[Exercise]
Each line of data below must be printed exactly as written, with any pictures removed.

*** Given records ***

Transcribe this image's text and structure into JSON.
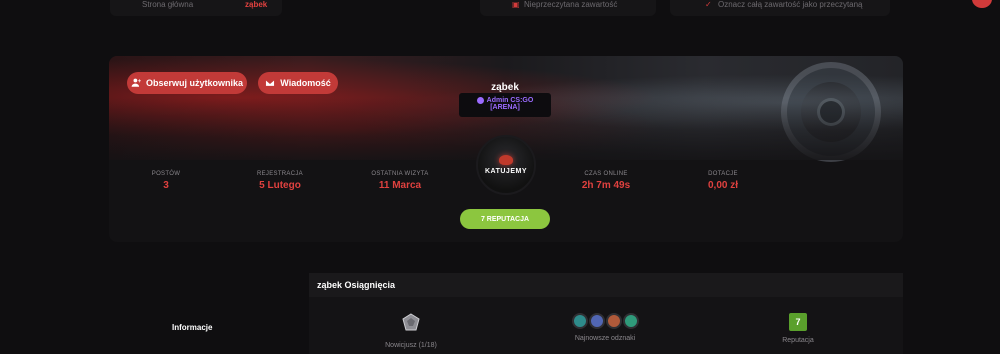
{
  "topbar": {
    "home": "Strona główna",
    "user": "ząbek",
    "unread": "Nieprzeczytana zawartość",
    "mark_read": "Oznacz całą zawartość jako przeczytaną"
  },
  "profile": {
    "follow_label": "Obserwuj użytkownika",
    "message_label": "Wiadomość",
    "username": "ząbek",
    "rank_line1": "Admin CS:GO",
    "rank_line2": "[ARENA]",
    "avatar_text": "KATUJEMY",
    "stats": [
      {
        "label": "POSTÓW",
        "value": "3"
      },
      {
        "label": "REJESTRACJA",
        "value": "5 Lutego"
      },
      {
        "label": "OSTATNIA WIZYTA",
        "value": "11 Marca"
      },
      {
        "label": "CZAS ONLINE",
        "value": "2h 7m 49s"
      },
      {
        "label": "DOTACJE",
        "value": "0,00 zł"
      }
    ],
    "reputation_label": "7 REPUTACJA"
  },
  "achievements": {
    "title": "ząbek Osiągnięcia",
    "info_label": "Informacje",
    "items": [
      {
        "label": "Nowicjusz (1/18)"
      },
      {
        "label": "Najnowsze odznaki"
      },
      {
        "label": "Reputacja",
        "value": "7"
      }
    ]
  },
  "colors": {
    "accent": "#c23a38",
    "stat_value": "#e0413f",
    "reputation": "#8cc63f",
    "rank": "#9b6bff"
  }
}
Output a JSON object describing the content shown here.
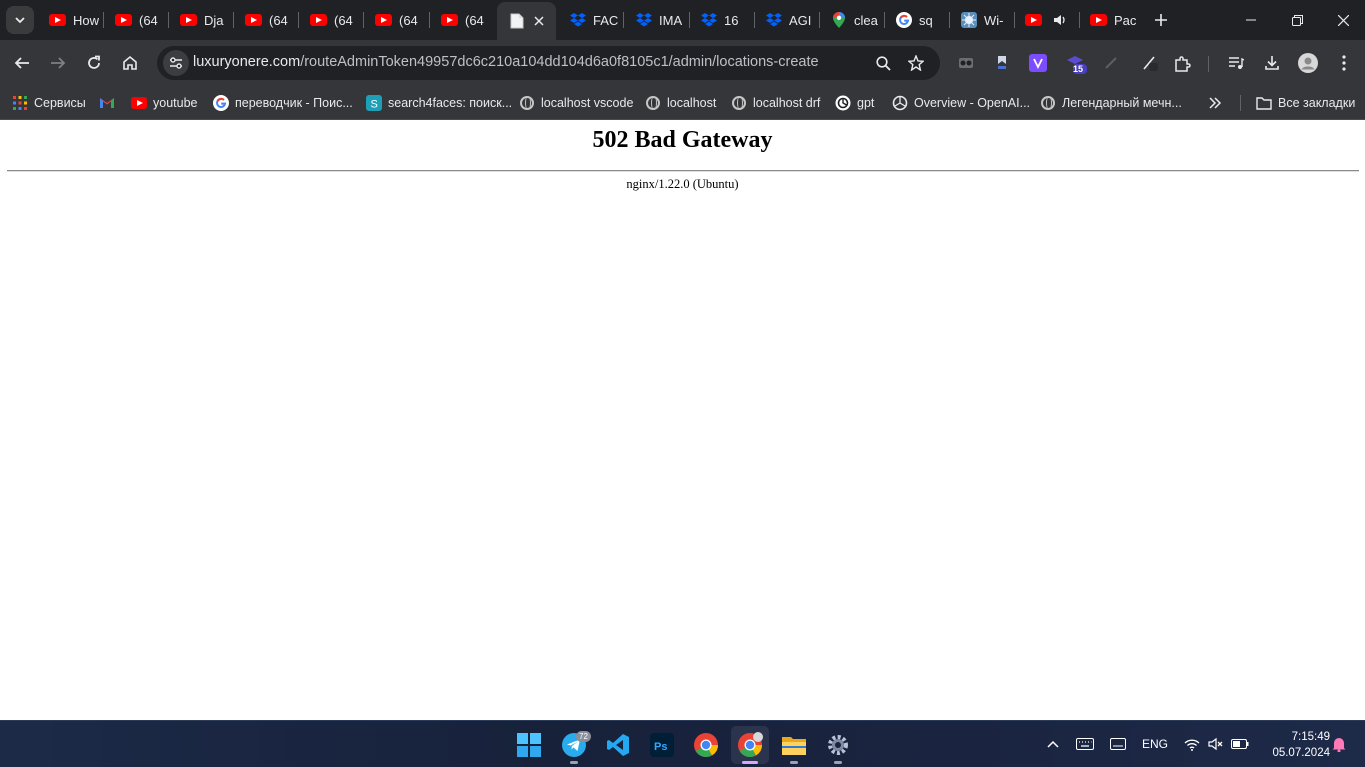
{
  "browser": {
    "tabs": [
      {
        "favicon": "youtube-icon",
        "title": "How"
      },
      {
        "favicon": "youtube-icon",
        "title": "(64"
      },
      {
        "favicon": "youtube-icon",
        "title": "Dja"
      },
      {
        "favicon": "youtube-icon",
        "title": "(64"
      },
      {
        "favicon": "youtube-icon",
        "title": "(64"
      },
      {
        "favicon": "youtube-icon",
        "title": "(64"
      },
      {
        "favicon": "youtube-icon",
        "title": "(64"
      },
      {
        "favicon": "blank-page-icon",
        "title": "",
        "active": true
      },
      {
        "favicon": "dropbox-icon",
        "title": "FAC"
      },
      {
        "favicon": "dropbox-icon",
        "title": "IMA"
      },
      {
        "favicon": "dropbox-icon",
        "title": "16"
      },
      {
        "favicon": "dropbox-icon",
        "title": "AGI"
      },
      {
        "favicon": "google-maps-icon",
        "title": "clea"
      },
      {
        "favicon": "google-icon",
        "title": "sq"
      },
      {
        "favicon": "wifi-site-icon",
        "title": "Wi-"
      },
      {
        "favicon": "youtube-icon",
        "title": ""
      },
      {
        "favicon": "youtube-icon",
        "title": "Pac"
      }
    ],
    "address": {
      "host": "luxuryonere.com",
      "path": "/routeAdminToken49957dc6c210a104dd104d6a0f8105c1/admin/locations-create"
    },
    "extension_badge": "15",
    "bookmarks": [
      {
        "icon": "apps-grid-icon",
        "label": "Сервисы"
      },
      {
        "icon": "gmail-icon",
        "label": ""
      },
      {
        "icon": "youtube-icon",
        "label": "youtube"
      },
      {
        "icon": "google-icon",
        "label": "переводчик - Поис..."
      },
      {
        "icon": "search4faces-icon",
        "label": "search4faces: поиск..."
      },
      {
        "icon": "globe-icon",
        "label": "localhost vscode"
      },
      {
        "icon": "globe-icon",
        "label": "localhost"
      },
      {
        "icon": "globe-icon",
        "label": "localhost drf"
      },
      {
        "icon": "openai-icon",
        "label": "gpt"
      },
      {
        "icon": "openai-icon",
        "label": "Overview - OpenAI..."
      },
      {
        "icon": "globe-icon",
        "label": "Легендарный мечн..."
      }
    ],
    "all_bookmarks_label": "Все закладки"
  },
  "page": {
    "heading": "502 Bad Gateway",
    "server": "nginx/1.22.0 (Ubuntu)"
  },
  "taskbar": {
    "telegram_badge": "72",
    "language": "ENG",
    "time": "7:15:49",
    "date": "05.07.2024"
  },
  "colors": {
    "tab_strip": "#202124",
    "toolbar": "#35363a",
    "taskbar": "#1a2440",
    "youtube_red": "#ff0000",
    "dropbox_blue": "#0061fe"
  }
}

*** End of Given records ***

[Solution to this task]
Transcribe this image's text and structure into JSON.
{
  "topbar": {
    "home": "Strona główna",
    "user": "ząbek",
    "unread": "Nieprzeczytana zawartość",
    "mark_read": "Oznacz całą zawartość jako przeczytaną"
  },
  "profile": {
    "follow_label": "Obserwuj użytkownika",
    "message_label": "Wiadomość",
    "username": "ząbek",
    "rank_line1": "Admin CS:GO",
    "rank_line2": "[ARENA]",
    "avatar_text": "KATUJEMY",
    "stats": [
      {
        "label": "POSTÓW",
        "value": "3"
      },
      {
        "label": "REJESTRACJA",
        "value": "5 Lutego"
      },
      {
        "label": "OSTATNIA WIZYTA",
        "value": "11 Marca"
      },
      {
        "label": "CZAS ONLINE",
        "value": "2h 7m 49s"
      },
      {
        "label": "DOTACJE",
        "value": "0,00 zł"
      }
    ],
    "reputation_label": "7 REPUTACJA"
  },
  "achievements": {
    "title": "ząbek Osiągnięcia",
    "info_label": "Informacje",
    "items": [
      {
        "label": "Nowicjusz (1/18)"
      },
      {
        "label": "Najnowsze odznaki"
      },
      {
        "label": "Reputacja",
        "value": "7"
      }
    ]
  },
  "colors": {
    "accent": "#c23a38",
    "stat_value": "#e0413f",
    "reputation": "#8cc63f",
    "rank": "#9b6bff"
  }
}
Output a JSON object describing the content shown here.
{
  "browser": {
    "tabs": [
      {
        "favicon": "youtube-icon",
        "title": "How"
      },
      {
        "favicon": "youtube-icon",
        "title": "(64"
      },
      {
        "favicon": "youtube-icon",
        "title": "Dja"
      },
      {
        "favicon": "youtube-icon",
        "title": "(64"
      },
      {
        "favicon": "youtube-icon",
        "title": "(64"
      },
      {
        "favicon": "youtube-icon",
        "title": "(64"
      },
      {
        "favicon": "youtube-icon",
        "title": "(64"
      },
      {
        "favicon": "blank-page-icon",
        "title": "",
        "active": true
      },
      {
        "favicon": "dropbox-icon",
        "title": "FAC"
      },
      {
        "favicon": "dropbox-icon",
        "title": "IMA"
      },
      {
        "favicon": "dropbox-icon",
        "title": "16"
      },
      {
        "favicon": "dropbox-icon",
        "title": "AGI"
      },
      {
        "favicon": "google-maps-icon",
        "title": "clea"
      },
      {
        "favicon": "google-icon",
        "title": "sq"
      },
      {
        "favicon": "wifi-site-icon",
        "title": "Wi-"
      },
      {
        "favicon": "youtube-icon",
        "title": ""
      },
      {
        "favicon": "youtube-icon",
        "title": "Pac"
      }
    ],
    "address": {
      "host": "luxuryonere.com",
      "path": "/routeAdminToken49957dc6c210a104dd104d6a0f8105c1/admin/locations-create"
    },
    "extension_badge": "15",
    "bookmarks": [
      {
        "icon": "apps-grid-icon",
        "label": "Сервисы"
      },
      {
        "icon": "gmail-icon",
        "label": ""
      },
      {
        "icon": "youtube-icon",
        "label": "youtube"
      },
      {
        "icon": "google-icon",
        "label": "переводчик - Поис..."
      },
      {
        "icon": "search4faces-icon",
        "label": "search4faces: поиск..."
      },
      {
        "icon": "globe-icon",
        "label": "localhost vscode"
      },
      {
        "icon": "globe-icon",
        "label": "localhost"
      },
      {
        "icon": "globe-icon",
        "label": "localhost drf"
      },
      {
        "icon": "openai-icon",
        "label": "gpt"
      },
      {
        "icon": "openai-icon",
        "label": "Overview - OpenAI..."
      },
      {
        "icon": "globe-icon",
        "label": "Легендарный мечн..."
      }
    ],
    "all_bookmarks_label": "Все закладки"
  },
  "page": {
    "heading": "502 Bad Gateway",
    "server": "nginx/1.22.0 (Ubuntu)"
  },
  "taskbar": {
    "telegram_badge": "72",
    "language": "ENG",
    "time": "7:15:49",
    "date": "05.07.2024"
  },
  "colors": {
    "tab_strip": "#202124",
    "toolbar": "#35363a",
    "taskbar": "#1a2440",
    "youtube_red": "#ff0000",
    "dropbox_blue": "#0061fe"
  }
}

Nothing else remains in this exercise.